First principle relationships can define process cause and effects that can lead to improved controller tuning and performance by the selection of better tuning rules and process variables for scheduling of tuning settings.

It also affects the choice of control valve trim and the feedforward design. The understanding of these relationships does not require a degree in chemical engineering but presumes just some understanding of common terms (e.g. heat transfer coefficient and area), relationships (e.g. ideal gas law), and physical concepts (e.g. conservation of mass and energy).

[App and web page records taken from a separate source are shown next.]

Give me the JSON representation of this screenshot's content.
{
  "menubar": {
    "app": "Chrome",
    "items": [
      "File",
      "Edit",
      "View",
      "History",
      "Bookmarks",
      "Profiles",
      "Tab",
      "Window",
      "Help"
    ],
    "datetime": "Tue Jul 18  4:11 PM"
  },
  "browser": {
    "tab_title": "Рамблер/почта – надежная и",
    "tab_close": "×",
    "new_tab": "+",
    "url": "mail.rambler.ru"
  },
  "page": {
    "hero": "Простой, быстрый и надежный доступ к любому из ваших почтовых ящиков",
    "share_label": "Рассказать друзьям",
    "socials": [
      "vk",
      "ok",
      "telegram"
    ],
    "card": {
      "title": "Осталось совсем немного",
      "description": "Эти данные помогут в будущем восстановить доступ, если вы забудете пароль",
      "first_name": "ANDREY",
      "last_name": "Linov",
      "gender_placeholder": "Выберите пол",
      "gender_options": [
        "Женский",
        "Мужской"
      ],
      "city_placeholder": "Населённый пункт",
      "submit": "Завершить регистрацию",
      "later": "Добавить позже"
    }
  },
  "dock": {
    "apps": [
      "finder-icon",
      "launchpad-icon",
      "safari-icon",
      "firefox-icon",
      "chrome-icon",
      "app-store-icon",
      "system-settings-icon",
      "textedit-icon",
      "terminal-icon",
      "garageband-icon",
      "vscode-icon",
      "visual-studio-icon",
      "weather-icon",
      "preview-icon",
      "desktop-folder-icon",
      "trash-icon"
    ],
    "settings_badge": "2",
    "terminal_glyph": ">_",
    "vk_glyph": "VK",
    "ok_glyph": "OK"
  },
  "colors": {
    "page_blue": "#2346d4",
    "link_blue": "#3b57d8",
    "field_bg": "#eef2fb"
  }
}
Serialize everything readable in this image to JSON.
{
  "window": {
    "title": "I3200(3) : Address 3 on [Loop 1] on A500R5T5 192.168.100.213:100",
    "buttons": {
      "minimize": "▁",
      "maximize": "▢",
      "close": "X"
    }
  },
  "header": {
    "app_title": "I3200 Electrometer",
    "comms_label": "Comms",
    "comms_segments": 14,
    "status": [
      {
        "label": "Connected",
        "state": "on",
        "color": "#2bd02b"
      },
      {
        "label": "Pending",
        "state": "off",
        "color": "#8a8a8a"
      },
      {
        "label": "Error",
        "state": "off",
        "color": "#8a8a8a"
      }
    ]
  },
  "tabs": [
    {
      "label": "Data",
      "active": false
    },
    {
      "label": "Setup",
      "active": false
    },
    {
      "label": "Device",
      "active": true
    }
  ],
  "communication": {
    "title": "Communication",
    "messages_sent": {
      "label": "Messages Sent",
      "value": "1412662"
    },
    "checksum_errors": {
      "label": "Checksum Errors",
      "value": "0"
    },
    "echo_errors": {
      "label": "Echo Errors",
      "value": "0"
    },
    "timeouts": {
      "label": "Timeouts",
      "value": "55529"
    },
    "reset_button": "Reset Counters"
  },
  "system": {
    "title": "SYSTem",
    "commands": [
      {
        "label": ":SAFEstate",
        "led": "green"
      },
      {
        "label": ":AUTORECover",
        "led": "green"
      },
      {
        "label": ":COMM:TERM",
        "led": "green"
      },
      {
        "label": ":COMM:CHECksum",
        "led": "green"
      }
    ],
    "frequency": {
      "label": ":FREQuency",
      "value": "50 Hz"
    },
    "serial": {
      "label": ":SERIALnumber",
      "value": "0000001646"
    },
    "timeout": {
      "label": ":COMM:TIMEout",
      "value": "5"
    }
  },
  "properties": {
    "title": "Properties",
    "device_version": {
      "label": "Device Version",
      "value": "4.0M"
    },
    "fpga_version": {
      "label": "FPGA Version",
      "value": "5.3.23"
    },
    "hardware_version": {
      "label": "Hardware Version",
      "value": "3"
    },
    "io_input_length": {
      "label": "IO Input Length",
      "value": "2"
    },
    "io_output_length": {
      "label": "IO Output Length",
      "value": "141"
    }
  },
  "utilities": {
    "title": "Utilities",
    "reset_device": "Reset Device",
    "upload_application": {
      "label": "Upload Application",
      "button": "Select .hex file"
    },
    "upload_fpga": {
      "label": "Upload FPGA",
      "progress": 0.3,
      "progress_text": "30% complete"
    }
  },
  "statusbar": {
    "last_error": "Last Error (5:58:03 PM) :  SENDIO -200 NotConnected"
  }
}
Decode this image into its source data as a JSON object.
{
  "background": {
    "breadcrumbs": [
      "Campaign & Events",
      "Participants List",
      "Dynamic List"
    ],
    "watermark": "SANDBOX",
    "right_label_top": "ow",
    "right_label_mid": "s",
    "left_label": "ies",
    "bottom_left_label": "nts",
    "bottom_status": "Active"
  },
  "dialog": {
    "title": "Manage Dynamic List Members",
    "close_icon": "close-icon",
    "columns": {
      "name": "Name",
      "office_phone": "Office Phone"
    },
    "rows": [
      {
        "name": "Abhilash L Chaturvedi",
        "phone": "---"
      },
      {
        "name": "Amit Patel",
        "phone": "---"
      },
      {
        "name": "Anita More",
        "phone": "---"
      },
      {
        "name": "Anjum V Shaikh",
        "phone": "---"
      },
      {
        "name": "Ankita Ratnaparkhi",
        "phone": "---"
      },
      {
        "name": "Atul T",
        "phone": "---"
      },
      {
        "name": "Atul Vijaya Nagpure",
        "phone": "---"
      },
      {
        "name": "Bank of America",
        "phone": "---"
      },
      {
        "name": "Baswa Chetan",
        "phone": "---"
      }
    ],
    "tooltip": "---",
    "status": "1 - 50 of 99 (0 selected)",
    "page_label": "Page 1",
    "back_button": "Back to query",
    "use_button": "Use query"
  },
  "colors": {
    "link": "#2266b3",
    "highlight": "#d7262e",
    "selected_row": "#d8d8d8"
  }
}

Equations have been developed from first principle relationships for the process gains, dead times, and time constants of volumes with various degrees of mixing. The results show that for well mixed volumes with negligible injection delays, the effect of flow cancels out for the controller gain if one of the following methods is used: Lambda self-regulating rule where Lambda is set equal to the dead time, or the reaction curve method.